It is poised to cover a wide range of consumer goods from food and beverages to textiles, which must all be certified as halal by the time the act is introduced in 2019. Currently, halal certification is voluntary and at the discretion of a manufacturer.
The new regulation’s broad focus raises concerns for small- and medium-sized retailers carrying quantities of long-life uncertified stock that they will be forced to dispose of when it comes into effect.
Food manufacturers will also be made to shell out to redesign and print new labels to reflect their products’ halal status. A colossal gridlock is expected as they rush to get certified.
The Halal Product Certification Agency (BPJPH), a new government body created to replace the widely criticised Indonesian Ulema Council (MUI), a clerical organisation, which has hitherto issued halal certification, faces understaffing and a steep learning curve.

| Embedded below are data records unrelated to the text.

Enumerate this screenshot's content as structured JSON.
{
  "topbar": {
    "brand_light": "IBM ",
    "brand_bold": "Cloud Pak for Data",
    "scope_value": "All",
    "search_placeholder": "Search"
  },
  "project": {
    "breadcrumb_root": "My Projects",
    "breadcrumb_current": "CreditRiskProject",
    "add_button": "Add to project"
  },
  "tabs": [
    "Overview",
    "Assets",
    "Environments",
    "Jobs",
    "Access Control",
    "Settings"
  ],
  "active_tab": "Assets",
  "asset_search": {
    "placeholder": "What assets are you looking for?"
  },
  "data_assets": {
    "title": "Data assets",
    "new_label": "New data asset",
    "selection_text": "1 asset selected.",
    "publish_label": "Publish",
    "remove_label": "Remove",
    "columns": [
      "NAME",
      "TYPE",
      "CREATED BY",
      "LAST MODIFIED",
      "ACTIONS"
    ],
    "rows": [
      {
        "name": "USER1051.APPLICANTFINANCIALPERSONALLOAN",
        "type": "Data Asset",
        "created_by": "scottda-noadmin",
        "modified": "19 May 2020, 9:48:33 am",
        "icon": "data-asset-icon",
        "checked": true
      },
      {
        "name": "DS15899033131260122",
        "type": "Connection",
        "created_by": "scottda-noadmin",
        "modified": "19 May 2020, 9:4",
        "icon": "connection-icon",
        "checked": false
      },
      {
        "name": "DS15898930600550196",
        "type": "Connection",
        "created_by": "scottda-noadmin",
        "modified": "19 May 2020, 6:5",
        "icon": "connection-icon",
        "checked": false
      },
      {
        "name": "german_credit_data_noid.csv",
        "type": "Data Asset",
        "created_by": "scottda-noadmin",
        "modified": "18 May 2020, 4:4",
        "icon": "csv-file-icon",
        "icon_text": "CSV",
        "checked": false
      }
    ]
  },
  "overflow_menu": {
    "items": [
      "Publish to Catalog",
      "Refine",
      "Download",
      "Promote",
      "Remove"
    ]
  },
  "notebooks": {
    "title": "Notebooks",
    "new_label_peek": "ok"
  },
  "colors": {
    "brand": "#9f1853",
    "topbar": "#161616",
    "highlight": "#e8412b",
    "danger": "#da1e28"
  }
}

While MUI has only been able to process some 6,000 certification requests per year, its replacement is staring at around the 1.5 million companies that will each require assessment over the next year.
"We don't need 45 people. We need more than 1,000,” a resigned Dr Sukoso, BPJPH’s director, told Business Times.
It is estimated that each certificate will initially take 50 days to process, at a price of up to IDR5m (US$370). The Indonesian Food and Beverage Association (GAPMMI) has calculated that the overall cost to businesses to register their products could reach up to US$3.25bn.
"In general this halal act will disrupt business in Indonesia,” said Adhi Lukman, GAPMMI’s chairman. “We would have to throw everything away.
"If even the MUI, an organisation with vast experience [in issuing the halal labels], can only process around 6,000 applications a year, what about a new institution?" he added.
Many businesses hope that President Widodo, who inherited the new halal law from his predecessor Susilo Bambang Yudhoyono, will delay its implementation until after the 2019 general election.
While the policy is popular with conservative Muslims, moderate lawmakers like Indonesia’s president are concerned about its potential impact to businesses. If re-elected, Jokowi is likely to put it on permanent hiatus, but his success is no certainty.
In the meantime, Dr Sukoso and his lean BPJPH team must plan for the transition from their new office in the suburbs of Jakarta.
And businesses, which are already forced to wade through Indonesia’s byzantine trade regulations, must get ready and plan for the worst.